About this exercise
Pull every line holding the string "icon" from the records below.

Web page and app entries
------------------------

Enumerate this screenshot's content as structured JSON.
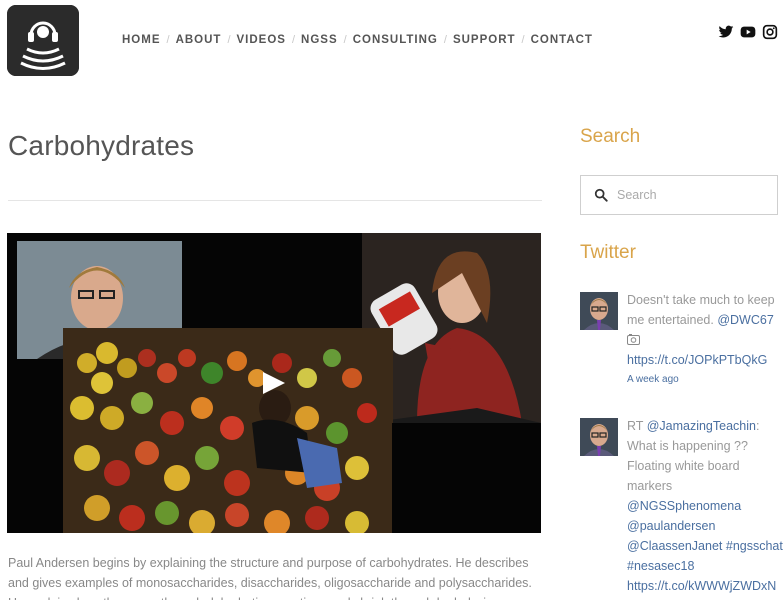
{
  "nav": {
    "items": [
      "HOME",
      "ABOUT",
      "VIDEOS",
      "NGSS",
      "CONSULTING",
      "SUPPORT",
      "CONTACT"
    ]
  },
  "social": [
    "twitter-icon",
    "youtube-icon",
    "instagram-icon"
  ],
  "main": {
    "title": "Carbohydrates",
    "description": "Paul Andersen begins by explaining the structure and purpose of carbohydrates. He describes and gives examples of monosaccharides, disaccharides, oligosaccharide and polysaccharides. He explains how they grow through dehydration reactions and shrink through hydrolysis."
  },
  "sidebar": {
    "search_heading": "Search",
    "search_placeholder": "Search",
    "twitter_heading": "Twitter",
    "tweets": [
      {
        "text": "Doesn't take much to keep me entertained. ",
        "mention": "@DWC67",
        "link": "https://t.co/JOPkPTbQkG",
        "time": "A week ago"
      },
      {
        "prefix": "RT ",
        "mention": "@JamazingTeachin",
        "text": ": What is happening ?? Floating white board markers",
        "mention2": "@NGSSphenomena",
        "mention3": "@paulandersen",
        "mention4": "@ClaassenJanet",
        "hashtag1": "#ngsschat",
        "hashtag2": "#nesasec18",
        "link": "https://t.co/kWWWjZWDxN"
      }
    ]
  },
  "colors": {
    "accent": "#d9a44a",
    "link": "#4a6fa0",
    "logo_bg": "#2b2b2b"
  }
}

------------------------

Solution to the exercise
    "twitter-icon",
    "youtube-icon",
    "instagram-icon"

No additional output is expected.